Agriculture is both a victim and a contributor to climate change and smallholders in developing countries will be most seriously affected by the impacts. We, the members of the Montpellier Panel, believe that a sustainable climate future is not possible without recognising agriculture’s role in the adaptation and mitigation of climate change.
In many regions, the first impacts of climate change can already be felt. Crops, grazing land, trees and livestock are inherently affected by climatic extremes, including too much or too little water, too high or too low temperatures and the length of the growing season. Moreover millions of farmers own less than one hectare of land, live on less than $1 a day and do not produce enough to feed their families. They are especially vulnerable to climate change. Achieving food security for all will become increasingly difficult. Climate change affects not only yields, but also food quality and safety and the reliability of its delivery to consumers.
The negotiation of a new international climate change agreement presents an opportunity to address agriculture’s need for adaptation and its vital role in achieving the United Nations Framework Convention on Climate Change (UNFCCC) goal of limiting global temperature rise to 2°C from pre-industrial levels.
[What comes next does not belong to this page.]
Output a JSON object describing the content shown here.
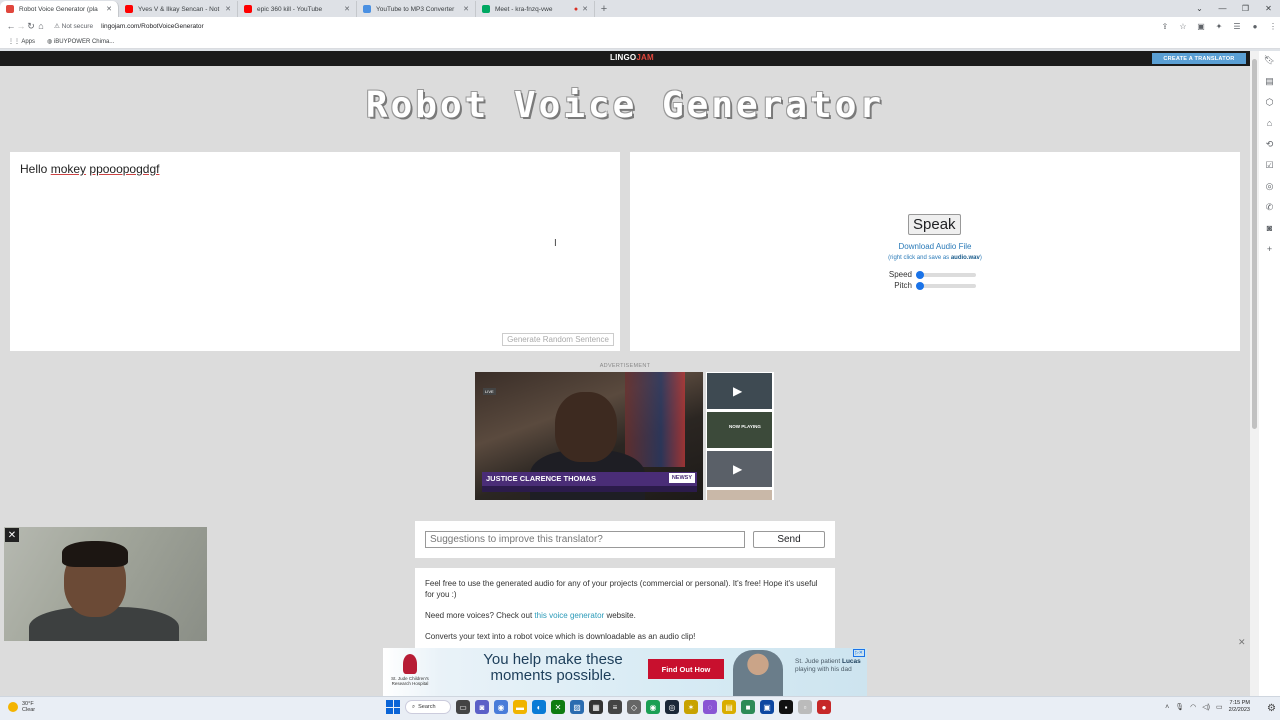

Negotiators can ensure that these opportunities are not missed by firmly rooting agriculture into the following six major elements of the negotiations.